#### SOURCE DATA ####
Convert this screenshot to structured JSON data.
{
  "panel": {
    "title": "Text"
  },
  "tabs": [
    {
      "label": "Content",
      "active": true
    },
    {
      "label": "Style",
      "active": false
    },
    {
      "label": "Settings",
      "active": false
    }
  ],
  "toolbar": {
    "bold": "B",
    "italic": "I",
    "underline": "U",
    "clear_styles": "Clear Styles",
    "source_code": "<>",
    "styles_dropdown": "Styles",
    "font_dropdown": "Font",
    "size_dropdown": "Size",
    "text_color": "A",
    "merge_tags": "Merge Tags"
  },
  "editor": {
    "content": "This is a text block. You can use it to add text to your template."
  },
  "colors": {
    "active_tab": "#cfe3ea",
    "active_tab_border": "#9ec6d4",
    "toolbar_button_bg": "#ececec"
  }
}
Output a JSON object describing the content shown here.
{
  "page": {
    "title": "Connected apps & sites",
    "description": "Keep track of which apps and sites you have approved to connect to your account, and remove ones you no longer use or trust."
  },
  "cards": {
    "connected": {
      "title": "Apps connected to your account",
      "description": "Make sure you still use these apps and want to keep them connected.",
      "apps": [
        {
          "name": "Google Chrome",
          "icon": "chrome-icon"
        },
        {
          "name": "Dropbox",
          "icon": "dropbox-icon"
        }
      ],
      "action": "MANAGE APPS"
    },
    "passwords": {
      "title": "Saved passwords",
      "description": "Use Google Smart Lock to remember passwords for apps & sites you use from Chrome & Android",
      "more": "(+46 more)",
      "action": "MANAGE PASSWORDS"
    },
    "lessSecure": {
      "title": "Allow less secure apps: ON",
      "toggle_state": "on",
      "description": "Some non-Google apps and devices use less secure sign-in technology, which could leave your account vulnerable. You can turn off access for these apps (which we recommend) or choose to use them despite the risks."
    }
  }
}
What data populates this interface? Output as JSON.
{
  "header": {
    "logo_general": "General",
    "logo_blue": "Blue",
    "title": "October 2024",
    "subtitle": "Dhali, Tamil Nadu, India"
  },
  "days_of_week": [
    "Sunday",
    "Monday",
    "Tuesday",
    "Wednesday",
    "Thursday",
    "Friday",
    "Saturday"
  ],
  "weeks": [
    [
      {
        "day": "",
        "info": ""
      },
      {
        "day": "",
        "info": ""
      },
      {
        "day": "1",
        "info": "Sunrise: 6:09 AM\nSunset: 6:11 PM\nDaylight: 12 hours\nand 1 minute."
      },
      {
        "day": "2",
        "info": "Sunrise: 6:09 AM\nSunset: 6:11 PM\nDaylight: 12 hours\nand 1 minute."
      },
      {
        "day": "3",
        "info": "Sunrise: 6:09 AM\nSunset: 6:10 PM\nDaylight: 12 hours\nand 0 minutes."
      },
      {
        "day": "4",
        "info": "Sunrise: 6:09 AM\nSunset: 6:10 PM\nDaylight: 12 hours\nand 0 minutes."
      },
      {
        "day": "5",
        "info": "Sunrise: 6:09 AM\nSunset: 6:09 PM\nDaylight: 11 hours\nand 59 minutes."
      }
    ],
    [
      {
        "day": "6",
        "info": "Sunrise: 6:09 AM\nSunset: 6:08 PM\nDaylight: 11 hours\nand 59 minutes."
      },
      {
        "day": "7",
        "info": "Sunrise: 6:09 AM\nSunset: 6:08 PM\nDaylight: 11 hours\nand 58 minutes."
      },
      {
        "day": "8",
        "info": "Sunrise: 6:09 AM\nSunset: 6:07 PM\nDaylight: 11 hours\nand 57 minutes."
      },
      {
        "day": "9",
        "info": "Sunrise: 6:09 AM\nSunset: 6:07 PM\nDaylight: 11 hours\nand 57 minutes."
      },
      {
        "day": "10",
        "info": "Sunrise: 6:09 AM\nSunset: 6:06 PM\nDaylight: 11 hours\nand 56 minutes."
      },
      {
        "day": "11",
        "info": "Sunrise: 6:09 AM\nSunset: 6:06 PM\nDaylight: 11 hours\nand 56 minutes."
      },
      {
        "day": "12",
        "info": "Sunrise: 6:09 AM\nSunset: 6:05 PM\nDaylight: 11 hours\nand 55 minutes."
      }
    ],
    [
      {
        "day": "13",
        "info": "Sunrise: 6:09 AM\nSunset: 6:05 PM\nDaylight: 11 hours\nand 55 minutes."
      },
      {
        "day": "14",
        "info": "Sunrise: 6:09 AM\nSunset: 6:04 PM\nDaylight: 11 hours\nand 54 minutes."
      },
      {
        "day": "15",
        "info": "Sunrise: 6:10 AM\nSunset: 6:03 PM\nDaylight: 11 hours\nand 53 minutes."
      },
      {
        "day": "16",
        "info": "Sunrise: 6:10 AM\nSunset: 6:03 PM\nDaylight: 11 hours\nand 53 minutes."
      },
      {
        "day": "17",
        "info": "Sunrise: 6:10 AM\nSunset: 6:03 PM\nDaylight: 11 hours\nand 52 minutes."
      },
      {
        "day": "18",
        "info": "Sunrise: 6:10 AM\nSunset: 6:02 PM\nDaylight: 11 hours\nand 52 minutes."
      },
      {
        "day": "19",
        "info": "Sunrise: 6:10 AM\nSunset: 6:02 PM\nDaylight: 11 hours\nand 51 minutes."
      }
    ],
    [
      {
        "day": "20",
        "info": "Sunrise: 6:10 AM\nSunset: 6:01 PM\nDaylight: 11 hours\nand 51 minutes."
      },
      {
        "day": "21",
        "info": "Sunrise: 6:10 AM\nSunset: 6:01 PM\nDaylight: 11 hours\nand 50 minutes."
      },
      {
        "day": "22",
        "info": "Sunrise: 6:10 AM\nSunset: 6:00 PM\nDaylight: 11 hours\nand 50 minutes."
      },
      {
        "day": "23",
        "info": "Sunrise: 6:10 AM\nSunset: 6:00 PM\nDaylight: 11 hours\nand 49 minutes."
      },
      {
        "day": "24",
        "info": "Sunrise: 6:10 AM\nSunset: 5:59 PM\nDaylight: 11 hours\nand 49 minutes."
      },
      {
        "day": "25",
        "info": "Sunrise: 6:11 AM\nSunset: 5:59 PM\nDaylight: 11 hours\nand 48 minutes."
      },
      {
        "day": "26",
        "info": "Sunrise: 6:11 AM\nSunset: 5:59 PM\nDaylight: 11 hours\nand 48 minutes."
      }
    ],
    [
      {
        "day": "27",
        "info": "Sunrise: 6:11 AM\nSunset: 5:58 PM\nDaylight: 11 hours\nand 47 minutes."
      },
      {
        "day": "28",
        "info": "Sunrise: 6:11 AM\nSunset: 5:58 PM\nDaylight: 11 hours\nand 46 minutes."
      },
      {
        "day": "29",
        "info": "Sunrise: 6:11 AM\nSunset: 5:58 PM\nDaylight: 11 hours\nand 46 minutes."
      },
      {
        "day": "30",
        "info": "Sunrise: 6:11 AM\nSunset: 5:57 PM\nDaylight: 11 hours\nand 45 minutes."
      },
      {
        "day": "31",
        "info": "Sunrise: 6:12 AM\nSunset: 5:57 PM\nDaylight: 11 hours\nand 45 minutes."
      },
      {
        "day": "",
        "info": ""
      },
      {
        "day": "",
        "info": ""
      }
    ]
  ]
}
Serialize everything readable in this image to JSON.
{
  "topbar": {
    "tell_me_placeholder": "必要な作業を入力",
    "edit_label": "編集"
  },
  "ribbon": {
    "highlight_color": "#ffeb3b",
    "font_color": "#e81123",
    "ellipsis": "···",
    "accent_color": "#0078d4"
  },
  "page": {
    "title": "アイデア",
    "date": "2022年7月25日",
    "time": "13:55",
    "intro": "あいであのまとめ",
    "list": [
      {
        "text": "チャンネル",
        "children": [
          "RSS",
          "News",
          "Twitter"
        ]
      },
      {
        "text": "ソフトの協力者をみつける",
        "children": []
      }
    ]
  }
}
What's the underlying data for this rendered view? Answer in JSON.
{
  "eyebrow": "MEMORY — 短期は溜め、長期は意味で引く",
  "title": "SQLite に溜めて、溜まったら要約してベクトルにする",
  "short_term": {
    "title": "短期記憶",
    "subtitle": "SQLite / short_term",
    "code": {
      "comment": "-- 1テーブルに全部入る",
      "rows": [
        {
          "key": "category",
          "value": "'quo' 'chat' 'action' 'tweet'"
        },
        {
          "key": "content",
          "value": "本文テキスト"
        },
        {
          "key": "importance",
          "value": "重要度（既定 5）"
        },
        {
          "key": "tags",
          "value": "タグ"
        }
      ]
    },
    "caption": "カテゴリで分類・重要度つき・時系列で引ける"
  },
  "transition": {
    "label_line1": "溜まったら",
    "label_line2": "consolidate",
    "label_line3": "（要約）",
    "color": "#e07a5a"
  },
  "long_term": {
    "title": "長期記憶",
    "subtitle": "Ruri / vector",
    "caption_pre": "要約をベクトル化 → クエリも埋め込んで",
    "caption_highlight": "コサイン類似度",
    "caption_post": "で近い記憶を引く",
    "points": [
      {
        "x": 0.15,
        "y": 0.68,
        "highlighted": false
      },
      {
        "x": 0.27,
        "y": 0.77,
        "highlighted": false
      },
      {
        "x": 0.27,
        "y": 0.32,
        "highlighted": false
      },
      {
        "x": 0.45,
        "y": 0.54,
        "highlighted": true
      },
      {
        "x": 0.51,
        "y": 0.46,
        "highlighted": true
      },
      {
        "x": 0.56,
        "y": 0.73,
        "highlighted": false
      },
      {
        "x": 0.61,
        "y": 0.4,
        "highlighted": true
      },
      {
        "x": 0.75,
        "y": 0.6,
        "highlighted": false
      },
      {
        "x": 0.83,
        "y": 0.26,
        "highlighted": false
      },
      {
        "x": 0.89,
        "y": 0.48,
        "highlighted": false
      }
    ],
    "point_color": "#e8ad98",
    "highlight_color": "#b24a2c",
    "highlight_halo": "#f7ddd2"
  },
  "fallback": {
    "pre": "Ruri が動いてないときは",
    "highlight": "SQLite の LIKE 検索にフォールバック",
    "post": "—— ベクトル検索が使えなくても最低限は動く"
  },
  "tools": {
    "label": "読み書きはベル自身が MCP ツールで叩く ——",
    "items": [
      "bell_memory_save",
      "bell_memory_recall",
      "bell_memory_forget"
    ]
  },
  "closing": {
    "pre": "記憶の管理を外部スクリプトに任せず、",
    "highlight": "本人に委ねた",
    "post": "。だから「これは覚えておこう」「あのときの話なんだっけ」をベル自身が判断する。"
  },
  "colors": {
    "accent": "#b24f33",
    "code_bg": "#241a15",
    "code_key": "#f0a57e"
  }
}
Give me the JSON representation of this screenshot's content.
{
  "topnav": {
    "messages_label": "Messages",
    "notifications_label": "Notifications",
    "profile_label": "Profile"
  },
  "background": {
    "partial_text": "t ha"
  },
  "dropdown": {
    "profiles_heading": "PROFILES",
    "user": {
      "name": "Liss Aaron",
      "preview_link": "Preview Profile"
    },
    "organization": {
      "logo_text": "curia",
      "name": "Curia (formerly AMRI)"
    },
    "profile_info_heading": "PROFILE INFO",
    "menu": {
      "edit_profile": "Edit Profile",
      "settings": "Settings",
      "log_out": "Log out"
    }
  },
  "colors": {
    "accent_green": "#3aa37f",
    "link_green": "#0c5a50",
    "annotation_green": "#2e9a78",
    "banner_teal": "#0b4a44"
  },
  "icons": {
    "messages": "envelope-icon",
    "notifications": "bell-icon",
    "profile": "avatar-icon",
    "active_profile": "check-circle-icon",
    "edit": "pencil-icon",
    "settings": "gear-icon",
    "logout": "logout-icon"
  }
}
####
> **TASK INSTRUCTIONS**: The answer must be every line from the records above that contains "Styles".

> **EXPECTED ANSWER**:
    "clear_styles": "Clear Styles",
    "styles_dropdown": "Styles",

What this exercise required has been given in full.